"I am proud and honoured to serve my country for so long and I am eager to perform in my 100th Test," he said. "I want to make it a special one by bowling my country to victory.
"Every game I've played was important to me. That's why I have played nearly 100 Tests and taken 320 wickets. I trust myself and motivate myself. I have put a lot of faith and trust in God. Because of his strength I find myself playing in 100 Tests for my country. I value the support given to me by my parents and my loving wife."
Mahela Jayawardene, the Sri Lanka captain, praised Vaas and said he could play a key role in the first Test against England. "It's a great achievement for a sub-continent fast bowler," he said. "He's been a great fighter. In the first couple of days in Kandy he can be a handful."

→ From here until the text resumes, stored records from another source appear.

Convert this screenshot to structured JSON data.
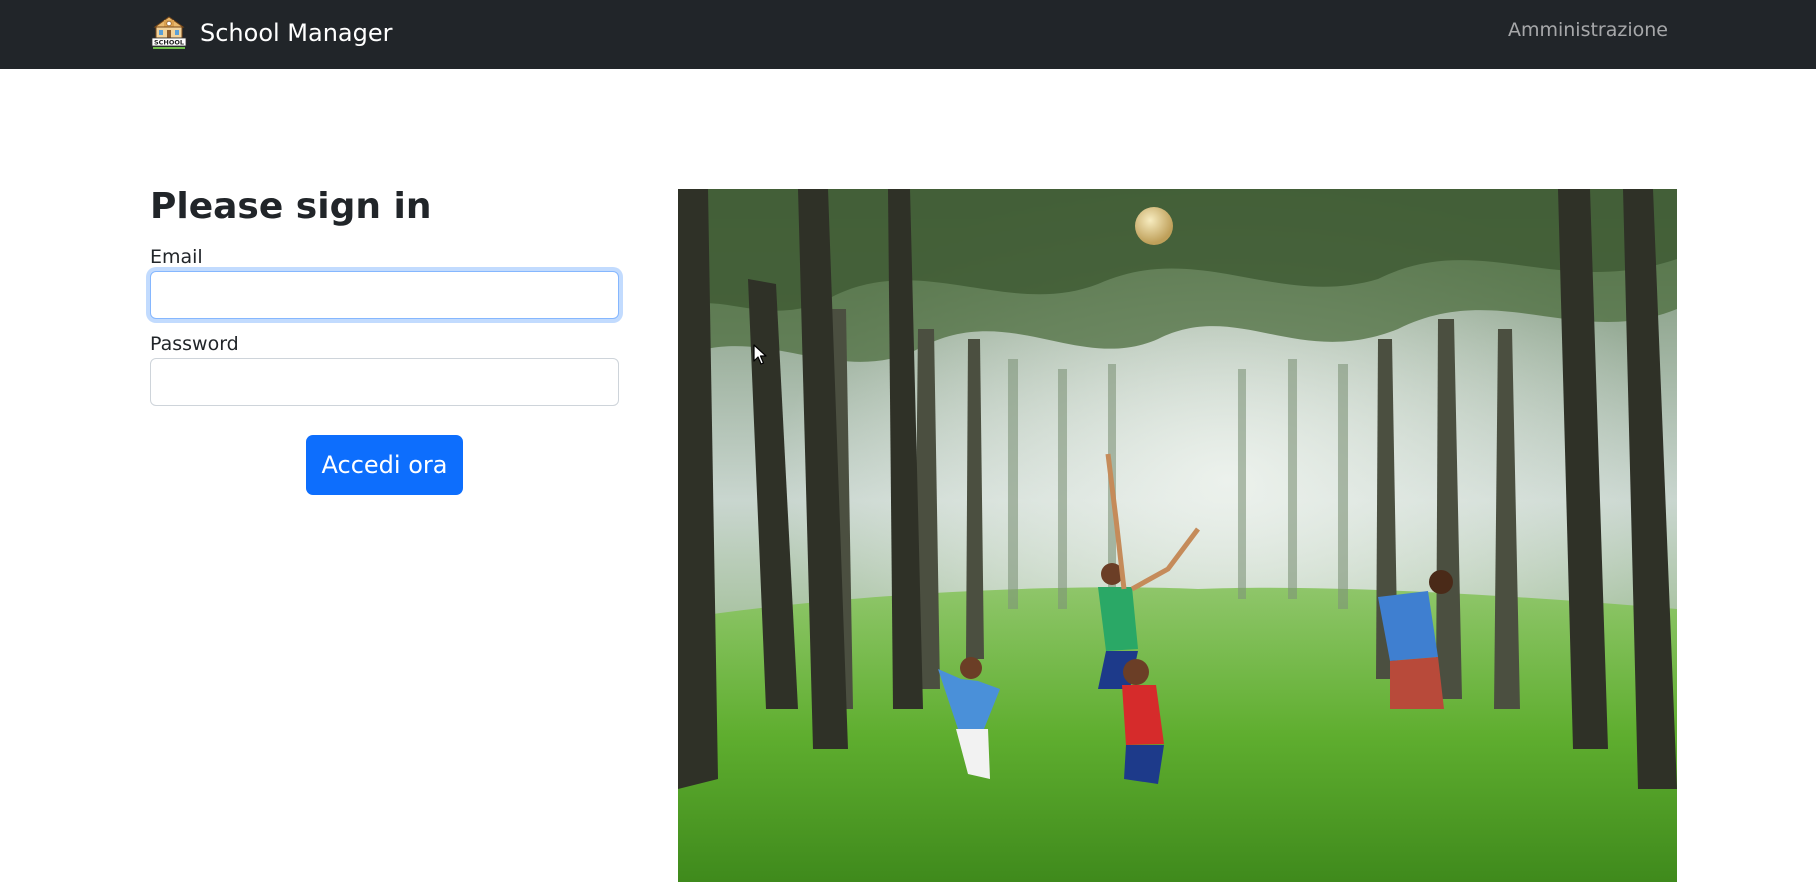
{
  "navbar": {
    "brand_name": "School Manager",
    "logo_icon": "school-building-icon",
    "logo_text": "SCHOOL",
    "admin_link": "Amministrazione"
  },
  "signin": {
    "title": "Please sign in",
    "email_label": "Email",
    "email_value": "",
    "password_label": "Password",
    "password_value": "",
    "submit_label": "Accedi ora"
  },
  "hero_image": {
    "alt": "Children jumping for a ball in a misty forest",
    "icon": "photo"
  },
  "colors": {
    "navbar_bg": "#212529",
    "primary": "#0d6efd",
    "focus_border": "#86b7fe"
  }
}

Vaas admitted he had lost some pace over the years. "Now I take wickets bowling swing and reverse-swing," he said. "You also need to be accurate and have enough patience. Perseverance is important for a fast bowler to be successful."

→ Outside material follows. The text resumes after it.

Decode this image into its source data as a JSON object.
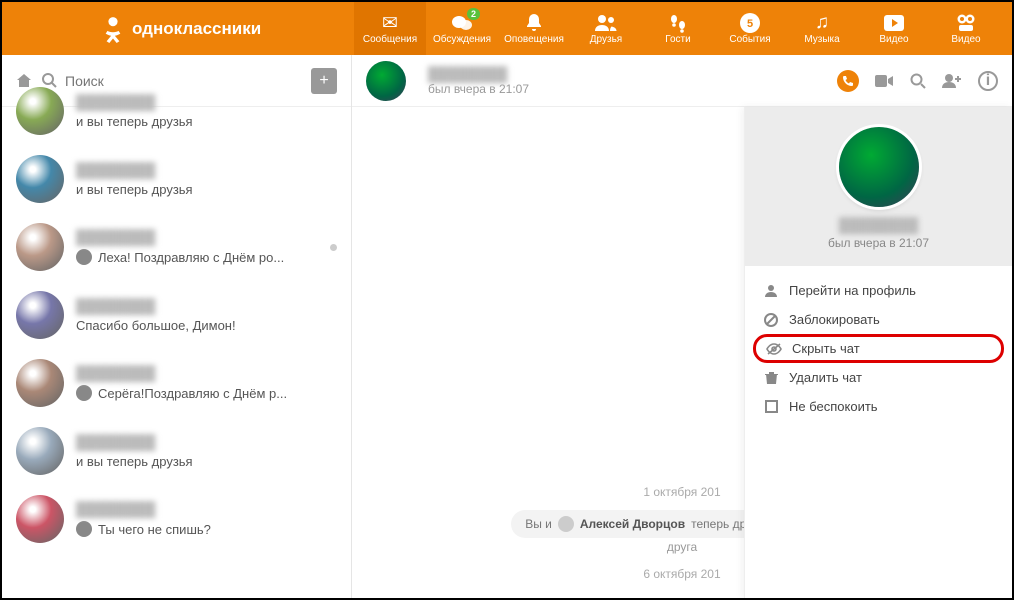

He said his bowling was at its best during the home series against West Indies in 2001-02. "I took 26 wickets in three Tests and was joint Man of the Series and more importantly we won 3-0. It was first time I took more wickets than Murali [Muralitharan] in a Test series."
Vaas's best Test match figures of 14 for 191 came in that series at the Sinhalese Sports Club Ground in Colombo on a wicket that didn't offer much assistance. Vaas revealed after the Test that he had mastered the art of reverse-swing with some useful tips from Wasim Akram, a fellow left-arm quick.
Many of Sri Lanka's Test wins over the years have been orchestrated by Vaas along with Muralitharan. Murali too is on the verge of a milestone, needing five more wickets to go past Shane Warne as the leading wicket-taker in Tests.
"Murali is the greatest offspinner in the world. It has been an honour to bowl with him," Vaas said. "I have helped Murali to take wickets a lot of times and we have complemented each other well."
Although he is contemplating on retiring next year, Vaas felt Sri Lanka's bowling was in good hands with the emergence of bowlers like Lasith Malinga, Dilhara Fernando and Farveez Maharoof.
"There are also young fast bowlers like Chanaka Welagedera and Sajeewa de Silva," he said. "You've got to be patient with them and give them more time to develop."